* **What the exercise asks**
The answer must consist of every line from the data that holds "beeldschermen".

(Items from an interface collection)
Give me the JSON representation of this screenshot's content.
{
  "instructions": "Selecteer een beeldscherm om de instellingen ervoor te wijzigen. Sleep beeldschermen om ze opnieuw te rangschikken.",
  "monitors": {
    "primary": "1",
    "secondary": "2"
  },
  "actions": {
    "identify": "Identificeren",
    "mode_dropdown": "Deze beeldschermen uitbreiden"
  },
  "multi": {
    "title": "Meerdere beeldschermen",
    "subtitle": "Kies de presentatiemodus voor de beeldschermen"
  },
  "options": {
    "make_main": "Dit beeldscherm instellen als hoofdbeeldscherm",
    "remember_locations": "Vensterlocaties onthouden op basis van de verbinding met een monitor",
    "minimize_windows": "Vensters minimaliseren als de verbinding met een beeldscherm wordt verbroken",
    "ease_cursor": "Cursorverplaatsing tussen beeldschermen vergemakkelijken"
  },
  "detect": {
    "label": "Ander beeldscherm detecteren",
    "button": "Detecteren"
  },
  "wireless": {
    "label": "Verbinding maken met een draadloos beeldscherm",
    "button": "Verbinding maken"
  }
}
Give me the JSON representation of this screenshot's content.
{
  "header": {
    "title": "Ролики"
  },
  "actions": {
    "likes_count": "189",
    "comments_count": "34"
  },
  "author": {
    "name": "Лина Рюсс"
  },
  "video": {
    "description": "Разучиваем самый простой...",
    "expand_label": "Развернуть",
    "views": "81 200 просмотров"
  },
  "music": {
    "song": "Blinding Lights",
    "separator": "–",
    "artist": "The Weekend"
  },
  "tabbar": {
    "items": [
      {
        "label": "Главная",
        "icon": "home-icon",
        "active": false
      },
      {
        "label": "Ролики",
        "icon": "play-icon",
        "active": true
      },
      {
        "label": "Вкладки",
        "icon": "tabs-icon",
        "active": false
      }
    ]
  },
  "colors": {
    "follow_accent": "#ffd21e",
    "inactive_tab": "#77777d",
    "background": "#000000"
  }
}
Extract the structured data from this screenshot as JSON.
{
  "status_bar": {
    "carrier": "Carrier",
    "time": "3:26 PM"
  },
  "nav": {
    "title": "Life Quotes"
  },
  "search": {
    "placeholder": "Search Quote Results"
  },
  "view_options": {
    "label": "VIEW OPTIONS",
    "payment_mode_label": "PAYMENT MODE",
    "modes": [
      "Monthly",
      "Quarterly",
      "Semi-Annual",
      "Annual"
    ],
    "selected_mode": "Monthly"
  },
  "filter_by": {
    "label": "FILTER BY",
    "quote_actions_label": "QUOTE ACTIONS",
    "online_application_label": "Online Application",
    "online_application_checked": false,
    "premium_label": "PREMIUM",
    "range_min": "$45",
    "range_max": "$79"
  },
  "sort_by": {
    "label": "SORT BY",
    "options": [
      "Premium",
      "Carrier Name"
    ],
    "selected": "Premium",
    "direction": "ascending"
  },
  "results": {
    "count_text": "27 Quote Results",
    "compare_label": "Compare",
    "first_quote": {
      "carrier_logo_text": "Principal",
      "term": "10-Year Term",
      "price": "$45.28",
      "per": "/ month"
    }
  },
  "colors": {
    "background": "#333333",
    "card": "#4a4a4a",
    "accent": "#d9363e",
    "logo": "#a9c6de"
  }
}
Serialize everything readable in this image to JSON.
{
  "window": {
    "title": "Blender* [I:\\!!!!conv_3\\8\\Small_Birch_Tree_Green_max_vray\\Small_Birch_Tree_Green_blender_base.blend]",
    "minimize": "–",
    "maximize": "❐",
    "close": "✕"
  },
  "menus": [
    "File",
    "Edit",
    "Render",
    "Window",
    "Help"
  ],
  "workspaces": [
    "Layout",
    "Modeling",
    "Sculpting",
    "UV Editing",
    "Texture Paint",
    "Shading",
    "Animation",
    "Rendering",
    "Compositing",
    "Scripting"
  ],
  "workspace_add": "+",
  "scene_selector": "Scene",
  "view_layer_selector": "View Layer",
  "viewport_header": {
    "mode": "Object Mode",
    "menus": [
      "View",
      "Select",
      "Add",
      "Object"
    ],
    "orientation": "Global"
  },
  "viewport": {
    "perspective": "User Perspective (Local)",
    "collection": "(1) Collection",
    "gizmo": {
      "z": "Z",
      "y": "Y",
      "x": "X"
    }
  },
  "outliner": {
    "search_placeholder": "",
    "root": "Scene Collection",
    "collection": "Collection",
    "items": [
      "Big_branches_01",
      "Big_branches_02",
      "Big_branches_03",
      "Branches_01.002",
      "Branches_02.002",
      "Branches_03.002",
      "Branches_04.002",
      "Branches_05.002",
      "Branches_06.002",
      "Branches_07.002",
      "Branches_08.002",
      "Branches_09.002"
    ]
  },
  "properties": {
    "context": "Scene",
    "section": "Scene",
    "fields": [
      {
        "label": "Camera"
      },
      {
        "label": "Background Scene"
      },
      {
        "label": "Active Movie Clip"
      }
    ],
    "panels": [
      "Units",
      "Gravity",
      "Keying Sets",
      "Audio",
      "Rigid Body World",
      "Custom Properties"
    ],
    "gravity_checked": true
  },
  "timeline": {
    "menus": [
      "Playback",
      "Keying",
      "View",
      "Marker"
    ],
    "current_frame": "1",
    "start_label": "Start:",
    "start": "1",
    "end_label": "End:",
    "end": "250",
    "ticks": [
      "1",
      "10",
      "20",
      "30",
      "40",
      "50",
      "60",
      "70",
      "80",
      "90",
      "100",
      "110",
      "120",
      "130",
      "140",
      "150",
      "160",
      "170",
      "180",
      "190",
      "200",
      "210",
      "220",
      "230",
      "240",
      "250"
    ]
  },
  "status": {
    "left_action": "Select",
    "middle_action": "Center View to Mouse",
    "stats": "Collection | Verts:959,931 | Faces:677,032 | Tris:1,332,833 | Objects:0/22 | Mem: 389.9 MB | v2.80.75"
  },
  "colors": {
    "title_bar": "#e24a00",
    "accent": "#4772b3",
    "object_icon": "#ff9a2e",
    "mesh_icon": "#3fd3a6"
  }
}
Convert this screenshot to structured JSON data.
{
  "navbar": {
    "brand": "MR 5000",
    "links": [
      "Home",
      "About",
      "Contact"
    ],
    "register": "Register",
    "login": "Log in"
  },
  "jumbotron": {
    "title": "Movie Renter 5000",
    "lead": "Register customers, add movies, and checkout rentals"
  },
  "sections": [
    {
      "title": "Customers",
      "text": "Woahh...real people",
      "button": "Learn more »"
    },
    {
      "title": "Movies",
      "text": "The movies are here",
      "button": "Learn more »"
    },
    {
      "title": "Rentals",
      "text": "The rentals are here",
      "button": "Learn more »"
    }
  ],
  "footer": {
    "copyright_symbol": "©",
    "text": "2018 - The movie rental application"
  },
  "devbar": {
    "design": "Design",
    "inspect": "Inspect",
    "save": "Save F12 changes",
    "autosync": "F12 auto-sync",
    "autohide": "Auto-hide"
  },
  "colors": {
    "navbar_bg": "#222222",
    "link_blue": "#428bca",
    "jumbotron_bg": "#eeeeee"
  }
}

* **Written answer**
  "instructions": "Selecteer een beeldscherm om de instellingen ervoor te wijzigen. Sleep beeldschermen om ze opnieuw te rangschikken.",
    "mode_dropdown": "Deze beeldschermen uitbreiden"
    "title": "Meerdere beeldschermen",
    "subtitle": "Kies de presentatiemodus voor de beeldschermen"
    "ease_cursor": "Cursorverplaatsing tussen beeldschermen vergemakkelijken"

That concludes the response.